╭─ Entries shown
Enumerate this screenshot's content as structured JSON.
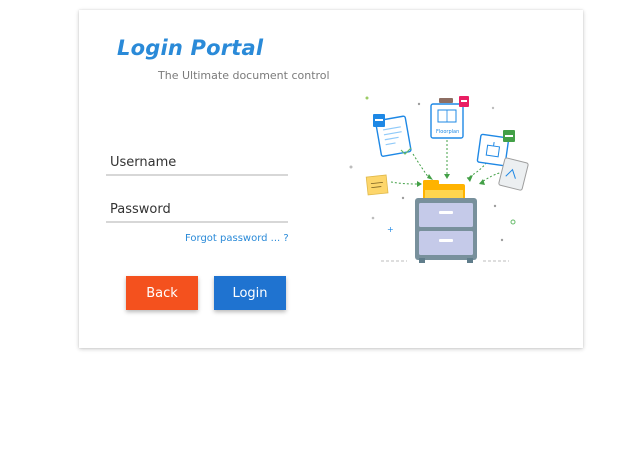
{
  "header": {
    "title": "Login Portal",
    "subtitle": "The Ultimate document control"
  },
  "form": {
    "username_placeholder": "Username",
    "username_value": "",
    "password_placeholder": "Password",
    "password_value": "",
    "forgot_label": "Forgot password ... ?"
  },
  "buttons": {
    "back_label": "Back",
    "login_label": "Login"
  },
  "colors": {
    "title": "#2a8ad8",
    "back_button": "#f4511e",
    "login_button": "#1f73d0",
    "link": "#2a8ad8"
  },
  "illustration": {
    "name": "file-cabinet-illustration",
    "doc_label": "Floorplan"
  }
}
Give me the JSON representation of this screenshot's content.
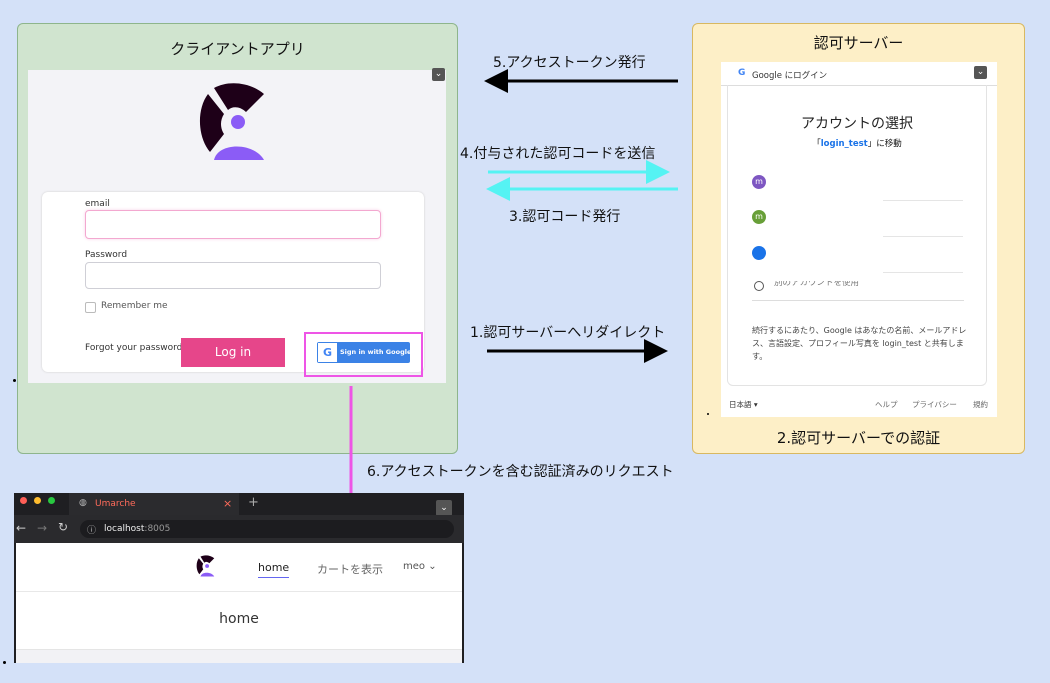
{
  "client_box": {
    "title": "クライアントアプリ"
  },
  "auth_box": {
    "title": "認可サーバー",
    "footer_label": "2.認可サーバーでの認証"
  },
  "arrows": {
    "step1": "1.認可サーバーへリダイレクト",
    "step3": "3.認可コード発行",
    "step4": "4.付与された認可コードを送信",
    "step5": "5.アクセストークン発行",
    "step6": "6.アクセストークンを含む認証済みのリクエスト"
  },
  "login_form": {
    "email_label": "email",
    "password_label": "Password",
    "remember_label": "Remember me",
    "forgot_label": "Forgot your password?",
    "login_button": "Log in",
    "google_button": "Sign in with Google"
  },
  "google_dialog": {
    "header": "Google にログイン",
    "title": "アカウントの選択",
    "subtitle_prefix": "「",
    "app_name": "login_test",
    "subtitle_suffix": "」に移動",
    "accounts": [
      "m",
      "m",
      ""
    ],
    "other_account": "別のアカウントを使用",
    "notice": "続行するにあたり、Google はあなたの名前、メールアドレス、言語設定、プロフィール写真を login_test と共有します。",
    "language": "日本語",
    "links": [
      "ヘルプ",
      "プライバシー",
      "規約"
    ]
  },
  "browser": {
    "tab_title": "Umarche",
    "url_prefix": "localhost",
    "url_suffix": ":8005",
    "nav_items": [
      "home",
      "カートを表示",
      "meo"
    ],
    "page_heading": "home"
  },
  "colors": {
    "client_bg": "#d0e4cf",
    "auth_bg": "#fdefc7",
    "page_bg": "#d4e1f8",
    "highlight": "#ee55e6",
    "cyan_arrow": "#55f3f3",
    "login_button": "#e6468a",
    "google_blue": "#3b82e6",
    "logo_purple": "#8b5cf6",
    "logo_dark": "#1e0018"
  }
}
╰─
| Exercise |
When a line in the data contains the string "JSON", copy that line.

| Output of the exercise |
Enumerate this screenshot's content as structured JSON.
Give me the JSON representation of this screenshot's content.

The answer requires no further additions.